Impaired driving, distracted driving, and driving while talking or texting on a portable
electronic device carries legal repercussions whether or not it was the
cause of a
Poughkeepsie car accident. Not only do offending drivers face possible statutory violations that
carry fines and increases in points on licenses, but there is also exposure
to civil liability. These types of accidents are preventable and simply
cause needless harm, and because the risks of texting while driving are
quite clear to the prudent motorist, it is a strong argument to make in
court against the offending driver.
Motorists are under a duty to operate a motor vehicle with reasonable care
in a manner consistent with other reasonable and prudent motorists. A
breach of this duty that which caused another injury will give the victim
a cause of action founded in
negligence. Such an action will allow the victim a chance to convince a jury that
the offending driver must compensate the victim for his or her damages.
You may be thinking, how is “reasonable” defined, how is “prudent”
defined, and how will different “circumstances” affect liability.
Of course case law has helped define these terms and answers are typically
fact intensive. This is because these are usually decisions for a jury
to make as to what is reasonable and prudent; it is a flexible standard.
There are some statutes also help define the terms by simply precluding
New York Vehicle and Traffic Law Section 1225-c which states “no person shall operate a motor vehicle upon a public
highway while using a mobile telephone to engage in a call while such
vehicle is in motion . . . .” Also understand
Section 1225-d further requires “no person shall operate a motor vehicle while
using any portable electronic device which such vehicle is in motion .
. . .”
Taken together, these statutes prohibit talking on cell phones while operating
a vehicle and using any device through which texting or e-mailing messages
is conducted. Moreover, simply holding a cell phone in proximity to the
ear or mouth creates a rebuttable presumption that the statute was violated.
These laws do not create liability per se, but they do make it easier for

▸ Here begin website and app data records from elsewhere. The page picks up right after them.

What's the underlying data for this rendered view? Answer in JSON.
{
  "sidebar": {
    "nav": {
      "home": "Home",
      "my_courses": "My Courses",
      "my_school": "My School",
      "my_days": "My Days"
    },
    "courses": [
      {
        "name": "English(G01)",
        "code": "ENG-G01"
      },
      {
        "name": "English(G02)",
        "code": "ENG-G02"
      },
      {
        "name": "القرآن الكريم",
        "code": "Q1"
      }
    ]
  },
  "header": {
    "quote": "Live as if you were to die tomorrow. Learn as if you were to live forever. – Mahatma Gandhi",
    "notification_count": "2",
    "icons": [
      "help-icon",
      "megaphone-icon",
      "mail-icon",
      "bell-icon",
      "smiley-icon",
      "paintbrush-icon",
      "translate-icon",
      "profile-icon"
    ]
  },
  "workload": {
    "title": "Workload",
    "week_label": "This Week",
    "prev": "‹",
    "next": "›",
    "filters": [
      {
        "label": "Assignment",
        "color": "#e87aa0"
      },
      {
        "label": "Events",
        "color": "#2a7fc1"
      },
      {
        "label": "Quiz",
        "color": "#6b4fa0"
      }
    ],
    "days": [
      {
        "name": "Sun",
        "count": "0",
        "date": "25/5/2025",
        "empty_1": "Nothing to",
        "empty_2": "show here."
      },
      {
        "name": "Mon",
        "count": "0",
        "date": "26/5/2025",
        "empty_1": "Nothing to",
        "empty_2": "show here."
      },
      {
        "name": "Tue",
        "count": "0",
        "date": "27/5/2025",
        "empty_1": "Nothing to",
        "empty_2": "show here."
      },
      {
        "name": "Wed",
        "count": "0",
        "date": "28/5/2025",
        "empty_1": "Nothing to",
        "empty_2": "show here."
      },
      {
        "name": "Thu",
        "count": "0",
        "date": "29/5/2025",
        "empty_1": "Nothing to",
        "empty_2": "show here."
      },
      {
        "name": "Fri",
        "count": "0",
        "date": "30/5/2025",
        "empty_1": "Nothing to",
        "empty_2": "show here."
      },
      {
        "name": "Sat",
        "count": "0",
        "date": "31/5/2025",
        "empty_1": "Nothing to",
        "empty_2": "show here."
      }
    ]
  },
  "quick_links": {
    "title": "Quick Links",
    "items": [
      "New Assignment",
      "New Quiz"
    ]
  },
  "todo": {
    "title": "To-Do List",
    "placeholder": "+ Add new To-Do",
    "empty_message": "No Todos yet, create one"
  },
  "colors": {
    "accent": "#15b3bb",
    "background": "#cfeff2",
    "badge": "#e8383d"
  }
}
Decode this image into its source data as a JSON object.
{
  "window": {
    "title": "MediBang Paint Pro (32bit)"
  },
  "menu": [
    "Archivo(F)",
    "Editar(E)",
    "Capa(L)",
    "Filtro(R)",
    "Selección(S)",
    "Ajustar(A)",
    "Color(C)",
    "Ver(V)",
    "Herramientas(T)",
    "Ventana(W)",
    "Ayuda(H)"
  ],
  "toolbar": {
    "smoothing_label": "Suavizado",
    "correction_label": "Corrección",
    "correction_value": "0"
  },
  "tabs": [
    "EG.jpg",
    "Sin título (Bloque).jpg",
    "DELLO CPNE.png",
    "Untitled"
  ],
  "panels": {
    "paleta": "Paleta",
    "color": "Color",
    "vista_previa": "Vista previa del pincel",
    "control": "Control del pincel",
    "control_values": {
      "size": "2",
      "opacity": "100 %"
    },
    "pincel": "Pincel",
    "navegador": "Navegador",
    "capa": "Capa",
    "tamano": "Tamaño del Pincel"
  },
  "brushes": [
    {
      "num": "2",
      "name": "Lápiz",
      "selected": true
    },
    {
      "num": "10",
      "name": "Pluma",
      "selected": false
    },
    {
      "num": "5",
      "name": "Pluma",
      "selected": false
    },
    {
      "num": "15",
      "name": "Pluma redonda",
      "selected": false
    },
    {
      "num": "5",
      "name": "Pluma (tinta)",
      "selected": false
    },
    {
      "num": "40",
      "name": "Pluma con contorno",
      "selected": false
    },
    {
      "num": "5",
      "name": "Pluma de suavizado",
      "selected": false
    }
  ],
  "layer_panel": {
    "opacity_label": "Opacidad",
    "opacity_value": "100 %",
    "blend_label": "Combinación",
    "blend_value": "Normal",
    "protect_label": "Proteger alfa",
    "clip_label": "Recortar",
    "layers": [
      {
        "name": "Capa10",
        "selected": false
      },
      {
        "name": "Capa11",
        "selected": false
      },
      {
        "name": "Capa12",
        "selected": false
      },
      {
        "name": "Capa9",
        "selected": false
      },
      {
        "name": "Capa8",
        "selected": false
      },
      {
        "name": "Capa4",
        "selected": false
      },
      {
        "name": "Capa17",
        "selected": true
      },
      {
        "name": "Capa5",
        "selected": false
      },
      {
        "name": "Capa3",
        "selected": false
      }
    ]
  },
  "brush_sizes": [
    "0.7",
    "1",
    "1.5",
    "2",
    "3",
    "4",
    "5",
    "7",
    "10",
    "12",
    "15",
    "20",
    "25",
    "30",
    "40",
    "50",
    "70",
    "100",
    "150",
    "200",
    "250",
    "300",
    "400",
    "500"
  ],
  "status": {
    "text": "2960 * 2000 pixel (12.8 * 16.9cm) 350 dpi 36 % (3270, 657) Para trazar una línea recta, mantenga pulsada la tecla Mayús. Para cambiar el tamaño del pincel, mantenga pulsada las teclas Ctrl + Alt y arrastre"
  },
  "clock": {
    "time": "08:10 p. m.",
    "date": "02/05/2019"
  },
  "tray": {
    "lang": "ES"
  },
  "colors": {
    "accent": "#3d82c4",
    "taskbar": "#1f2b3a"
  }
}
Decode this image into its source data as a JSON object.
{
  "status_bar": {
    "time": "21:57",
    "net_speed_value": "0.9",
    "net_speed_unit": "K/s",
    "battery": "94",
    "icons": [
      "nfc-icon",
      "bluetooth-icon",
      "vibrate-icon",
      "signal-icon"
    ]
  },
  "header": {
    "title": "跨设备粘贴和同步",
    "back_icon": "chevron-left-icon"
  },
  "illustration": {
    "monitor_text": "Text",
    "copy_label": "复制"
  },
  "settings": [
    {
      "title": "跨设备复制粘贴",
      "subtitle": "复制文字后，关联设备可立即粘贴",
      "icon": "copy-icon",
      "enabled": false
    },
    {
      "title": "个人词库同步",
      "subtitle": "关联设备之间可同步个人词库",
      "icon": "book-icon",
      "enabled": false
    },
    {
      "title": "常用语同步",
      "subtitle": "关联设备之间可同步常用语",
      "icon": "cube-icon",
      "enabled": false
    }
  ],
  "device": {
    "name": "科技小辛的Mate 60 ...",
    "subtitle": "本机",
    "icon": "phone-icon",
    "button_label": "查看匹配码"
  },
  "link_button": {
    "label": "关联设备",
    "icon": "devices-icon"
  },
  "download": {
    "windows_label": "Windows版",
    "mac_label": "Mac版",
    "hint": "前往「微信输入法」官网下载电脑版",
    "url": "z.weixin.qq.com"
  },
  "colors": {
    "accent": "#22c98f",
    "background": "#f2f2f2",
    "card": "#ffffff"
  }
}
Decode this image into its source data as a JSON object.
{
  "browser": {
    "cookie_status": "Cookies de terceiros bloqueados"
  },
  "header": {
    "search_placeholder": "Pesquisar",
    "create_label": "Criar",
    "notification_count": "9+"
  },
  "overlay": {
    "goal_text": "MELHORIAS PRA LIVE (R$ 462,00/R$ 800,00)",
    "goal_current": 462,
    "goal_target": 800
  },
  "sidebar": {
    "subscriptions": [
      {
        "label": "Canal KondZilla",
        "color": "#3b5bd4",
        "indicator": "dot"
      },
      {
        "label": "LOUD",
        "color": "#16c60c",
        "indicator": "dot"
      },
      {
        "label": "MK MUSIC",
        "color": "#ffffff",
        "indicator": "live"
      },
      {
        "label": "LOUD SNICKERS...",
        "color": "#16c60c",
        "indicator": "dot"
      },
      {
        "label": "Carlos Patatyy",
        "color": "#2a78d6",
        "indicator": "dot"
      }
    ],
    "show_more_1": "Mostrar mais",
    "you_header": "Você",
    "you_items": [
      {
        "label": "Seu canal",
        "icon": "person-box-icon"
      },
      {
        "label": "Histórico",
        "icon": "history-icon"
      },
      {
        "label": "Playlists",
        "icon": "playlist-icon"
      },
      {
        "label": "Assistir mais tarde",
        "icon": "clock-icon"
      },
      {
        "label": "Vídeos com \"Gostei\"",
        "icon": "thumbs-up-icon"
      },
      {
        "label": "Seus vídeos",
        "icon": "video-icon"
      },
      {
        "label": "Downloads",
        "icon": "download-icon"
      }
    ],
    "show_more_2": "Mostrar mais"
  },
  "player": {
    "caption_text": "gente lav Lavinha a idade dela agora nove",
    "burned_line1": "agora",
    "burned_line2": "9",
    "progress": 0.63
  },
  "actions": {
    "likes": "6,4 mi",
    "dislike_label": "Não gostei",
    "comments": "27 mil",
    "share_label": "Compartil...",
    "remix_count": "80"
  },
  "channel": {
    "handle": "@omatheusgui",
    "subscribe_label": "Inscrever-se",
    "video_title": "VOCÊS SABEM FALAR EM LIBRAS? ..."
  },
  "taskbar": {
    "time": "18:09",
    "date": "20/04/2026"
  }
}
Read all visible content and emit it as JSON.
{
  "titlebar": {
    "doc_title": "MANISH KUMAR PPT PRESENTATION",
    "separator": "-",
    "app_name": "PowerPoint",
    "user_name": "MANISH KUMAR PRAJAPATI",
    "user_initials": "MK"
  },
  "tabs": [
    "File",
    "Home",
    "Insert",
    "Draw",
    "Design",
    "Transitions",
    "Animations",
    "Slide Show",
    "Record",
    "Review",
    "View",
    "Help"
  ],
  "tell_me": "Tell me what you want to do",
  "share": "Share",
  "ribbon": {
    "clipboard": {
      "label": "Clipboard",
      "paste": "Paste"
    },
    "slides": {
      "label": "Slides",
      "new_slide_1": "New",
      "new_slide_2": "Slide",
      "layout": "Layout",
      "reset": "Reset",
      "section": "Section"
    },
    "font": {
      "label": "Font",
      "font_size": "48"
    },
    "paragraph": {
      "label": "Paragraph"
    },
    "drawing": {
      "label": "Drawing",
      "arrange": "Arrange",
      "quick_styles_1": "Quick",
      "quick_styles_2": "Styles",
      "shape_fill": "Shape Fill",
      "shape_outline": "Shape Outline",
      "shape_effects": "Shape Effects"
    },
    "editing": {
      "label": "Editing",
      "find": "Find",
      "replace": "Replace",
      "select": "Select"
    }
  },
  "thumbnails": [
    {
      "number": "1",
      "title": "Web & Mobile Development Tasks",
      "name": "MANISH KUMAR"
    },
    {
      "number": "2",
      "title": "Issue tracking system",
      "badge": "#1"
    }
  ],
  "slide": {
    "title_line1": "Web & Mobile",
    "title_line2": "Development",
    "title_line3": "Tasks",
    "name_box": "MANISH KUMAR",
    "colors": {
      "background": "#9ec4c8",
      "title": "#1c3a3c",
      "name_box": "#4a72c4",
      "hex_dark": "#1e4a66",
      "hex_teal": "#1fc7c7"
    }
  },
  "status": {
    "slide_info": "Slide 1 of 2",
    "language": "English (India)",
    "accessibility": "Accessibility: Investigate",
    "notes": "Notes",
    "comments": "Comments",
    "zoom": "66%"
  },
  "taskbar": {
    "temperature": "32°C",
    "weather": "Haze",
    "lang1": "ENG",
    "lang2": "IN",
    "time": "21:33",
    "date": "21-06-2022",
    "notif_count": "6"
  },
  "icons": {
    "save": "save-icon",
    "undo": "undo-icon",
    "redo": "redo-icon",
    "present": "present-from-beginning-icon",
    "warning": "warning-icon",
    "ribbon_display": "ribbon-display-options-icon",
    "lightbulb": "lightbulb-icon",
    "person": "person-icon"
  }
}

injured motorists to prove that a defendant-driver was negligent. Since
the presumption is rebuttable, a jury must be allowed to deliberate on
whether or not the device was actually in “use” at the time
of the accident if the defendant introduces evidence to prove that the
device was not in “use”. This also allows a judge to deny
the defendant’s motion for summary judgment or dismissal to keep
your case alive.
Remember that plaintiffs may recover compensation for medical bills, pain,
suffering, lost wages, lost earning potential, among other expenses related
to the accident and injury.
Are you interested in learning more about car accidents caused by impaired
drivers? Find out more in our
latest article to learn more about your rights here. Also, learn about increased distracted driving penalties as enhanced
by the New York State Legislature
in yesterday’s blog post here.
Our car accident attorneys at
Mainetti, Mainetti, and O’Connor, P.C. have over 100 years of combined experience working with victims of personal
injury accidents throughout New York. We understand how to effectively
represent clients who have been injured in serious personal injury accidents,
particularly throughout the Mid-Hudson Valley region in Kingston, Poughkeepsie,
and Newburgh where we have offices. Hear
what our clients are saying about us here and learn about just some of our
successful results here. If you or a loved one has been injured in a personal injury accident,
please do not hesitate to contact us by calling 845-340-HURT (4878) or
toll free at 866-440-4452, or by using the
convenient contact form here.